> **WORK INSTRUCTIONS**
Each line containing the string "Marketplaces" should be copied out of the entries.

[Element data from apps and pages]
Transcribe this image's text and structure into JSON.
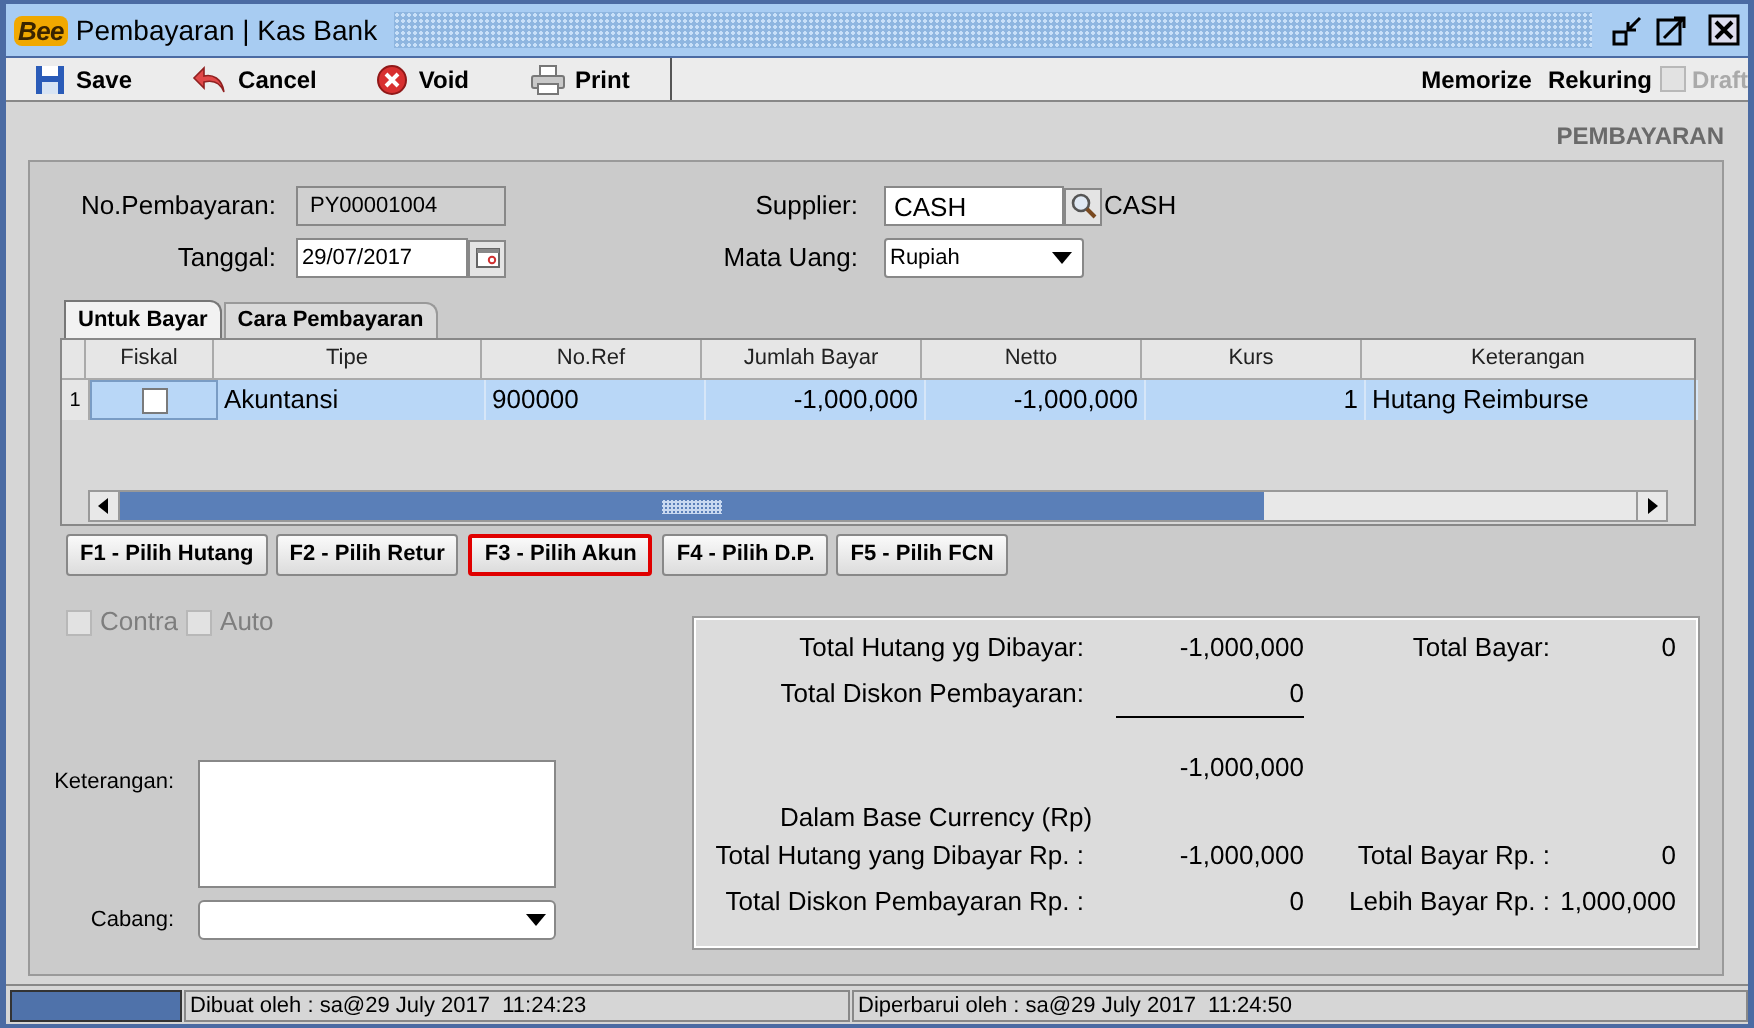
{
  "window": {
    "logo": "Bee",
    "title": "Pembayaran | Kas Bank"
  },
  "toolbar": {
    "buttons": [
      {
        "kind": "save",
        "label": "Save"
      },
      {
        "kind": "cancel",
        "label": "Cancel"
      },
      {
        "kind": "void",
        "label": "Void"
      },
      {
        "kind": "print",
        "label": "Print"
      }
    ],
    "memorize": "Memorize",
    "rekuring": "Rekuring",
    "draft": {
      "label": "Draft",
      "checked": false,
      "disabled": true
    }
  },
  "form_title": "PEMBAYARAN",
  "form": {
    "no_pembayaran": {
      "label": "No.Pembayaran:",
      "value": "PY00001004"
    },
    "tanggal": {
      "label": "Tanggal:",
      "value": "29/07/2017"
    },
    "supplier": {
      "label": "Supplier:",
      "value": "CASH",
      "name": "CASH"
    },
    "mata_uang": {
      "label": "Mata Uang:",
      "value": "Rupiah"
    }
  },
  "tabs": [
    {
      "label": "Untuk Bayar",
      "selected": true
    },
    {
      "label": "Cara Pembayaran",
      "selected": false
    }
  ],
  "table": {
    "columns": [
      "Fiskal",
      "Tipe",
      "No.Ref",
      "Jumlah Bayar",
      "Netto",
      "Kurs",
      "Keterangan"
    ],
    "rows": [
      {
        "number": "1",
        "selected": true,
        "fiskal_checked": false,
        "cells": [
          "",
          "Akuntansi",
          "900000",
          "-1,000,000",
          "-1,000,000",
          "1",
          "Hutang Reimburse"
        ]
      }
    ]
  },
  "action_buttons": [
    {
      "label": "F1 - Pilih Hutang",
      "highlighted": false
    },
    {
      "label": "F2 - Pilih Retur",
      "highlighted": false
    },
    {
      "label": "F3 - Pilih Akun",
      "highlighted": true
    },
    {
      "label": "F4 - Pilih D.P.",
      "highlighted": false
    },
    {
      "label": "F5 - Pilih FCN",
      "highlighted": false
    }
  ],
  "options": [
    {
      "label": "Contra",
      "checked": false,
      "disabled": true
    },
    {
      "label": "Auto",
      "checked": false,
      "disabled": true
    }
  ],
  "keterangan": {
    "label": "Keterangan:"
  },
  "cabang": {
    "label": "Cabang:"
  },
  "summary": [
    {
      "kind": "line",
      "label": "Total Hutang yg Dibayar:",
      "value": "-1,000,000",
      "label_2": "Total Bayar:",
      "value_2": "0"
    },
    {
      "kind": "underlined",
      "label": "Total Diskon Pembayaran:",
      "value": "0"
    },
    {
      "kind": "result",
      "value": "-1,000,000"
    },
    {
      "kind": "heading",
      "label": "Dalam Base Currency (Rp)"
    },
    {
      "kind": "line",
      "label": "Total Hutang yang Dibayar Rp. :",
      "value": "-1,000,000",
      "label_2": "Total Bayar Rp. :",
      "value_2": "0"
    },
    {
      "kind": "line",
      "label": "Total Diskon Pembayaran Rp. :",
      "value": "0",
      "label_2": "Lebih Bayar Rp. :",
      "value_2": "1,000,000"
    }
  ],
  "status_bar": {
    "progress": {
      "level": 1
    },
    "created": "Dibuat oleh : sa@29 July 2017  11:24:23",
    "updated": "Diperbarui oleh : sa@29 July 2017  11:24:50"
  }
}
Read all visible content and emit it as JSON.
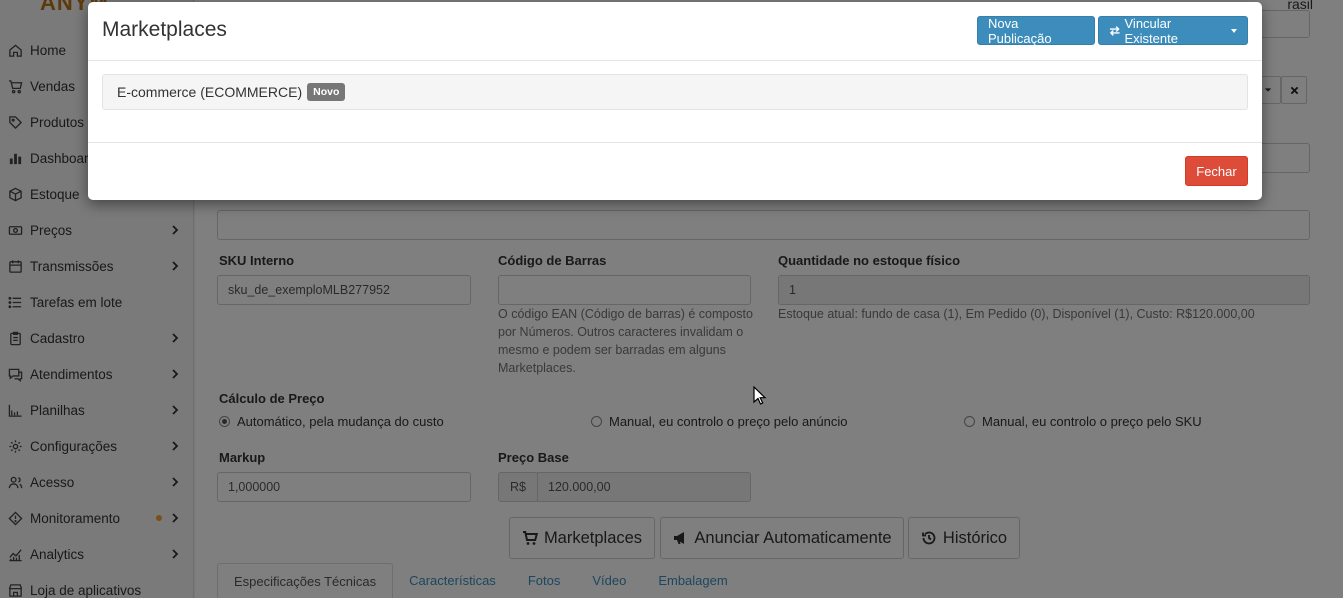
{
  "sidebar": {
    "logo": "ANYM",
    "items": [
      {
        "label": "Home",
        "icon": "home-icon",
        "has_children": false
      },
      {
        "label": "Vendas",
        "icon": "cart-icon",
        "has_children": false
      },
      {
        "label": "Produtos",
        "icon": "tag-icon",
        "has_children": false
      },
      {
        "label": "Dashboard",
        "icon": "bar-chart-icon",
        "has_children": false
      },
      {
        "label": "Estoque",
        "icon": "box-icon",
        "has_children": false
      },
      {
        "label": "Preços",
        "icon": "money-icon",
        "has_children": true
      },
      {
        "label": "Transmissões",
        "icon": "calendar-icon",
        "has_children": true
      },
      {
        "label": "Tarefas em lote",
        "icon": "list-icon",
        "has_children": false
      },
      {
        "label": "Cadastro",
        "icon": "clipboard-icon",
        "has_children": true
      },
      {
        "label": "Atendimentos",
        "icon": "chat-icon",
        "has_children": true
      },
      {
        "label": "Planilhas",
        "icon": "spreadsheet-icon",
        "has_children": true
      },
      {
        "label": "Configurações",
        "icon": "gear-icon",
        "has_children": true
      },
      {
        "label": "Acesso",
        "icon": "users-icon",
        "has_children": true
      },
      {
        "label": "Monitoramento",
        "icon": "diamond-alert-icon",
        "has_children": true,
        "dot": true
      },
      {
        "label": "Analytics",
        "icon": "line-chart-icon",
        "has_children": true
      },
      {
        "label": "Loja de aplicativos",
        "icon": "store-icon",
        "has_children": false
      }
    ]
  },
  "topbar": {
    "region": "rasil"
  },
  "form": {
    "sku_label": "SKU Interno",
    "sku_value": "sku_de_exemploMLB277952",
    "barcode_label": "Código de Barras",
    "barcode_value": "",
    "barcode_help": "O código EAN (Código de barras) é composto por Números. Outros caracteres invalidam o mesmo e podem ser barradas em alguns Marketplaces.",
    "stock_label": "Quantidade no estoque físico",
    "stock_value": "1",
    "stock_help": "Estoque atual: fundo de casa (1), Em Pedido (0), Disponível (1), Custo: R$120.000,00",
    "pricing_label": "Cálculo de Preço",
    "pricing_options": [
      {
        "label": "Automático, pela mudança do custo",
        "selected": true
      },
      {
        "label": "Manual, eu controlo o preço pelo anúncio",
        "selected": false
      },
      {
        "label": "Manual, eu controlo o preço pelo SKU",
        "selected": false
      }
    ],
    "markup_label": "Markup",
    "markup_value": "1,000000",
    "base_price_label": "Preço Base",
    "currency_prefix": "R$",
    "base_price_value": "120.000,00"
  },
  "actions": {
    "marketplaces": "Marketplaces",
    "auto_publish": "Anunciar Automaticamente",
    "history": "Histórico"
  },
  "tabs": [
    {
      "label": "Especificações Técnicas",
      "active": true
    },
    {
      "label": "Características",
      "active": false
    },
    {
      "label": "Fotos",
      "active": false
    },
    {
      "label": "Vídeo",
      "active": false
    },
    {
      "label": "Embalagem",
      "active": false
    }
  ],
  "modal": {
    "title": "Marketplaces",
    "new_publication": "Nova Publicação",
    "link_existing": "Vincular Existente",
    "marketplace_entry": "E-commerce (ECOMMERCE)",
    "badge": "Novo",
    "close": "Fechar"
  },
  "colors": {
    "primary": "#3c8dbc",
    "danger": "#dd4b39",
    "badge": "#777777",
    "notification_dot": "#f0a030"
  }
}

> **EXERCISE SOLUTION**
    "barcode_help": "O código EAN (Código de barras) é composto por Números. Outros caracteres invalidam o mesmo e podem ser barradas em alguns Marketplaces.",
    "marketplaces": "Marketplaces",
    "title": "Marketplaces",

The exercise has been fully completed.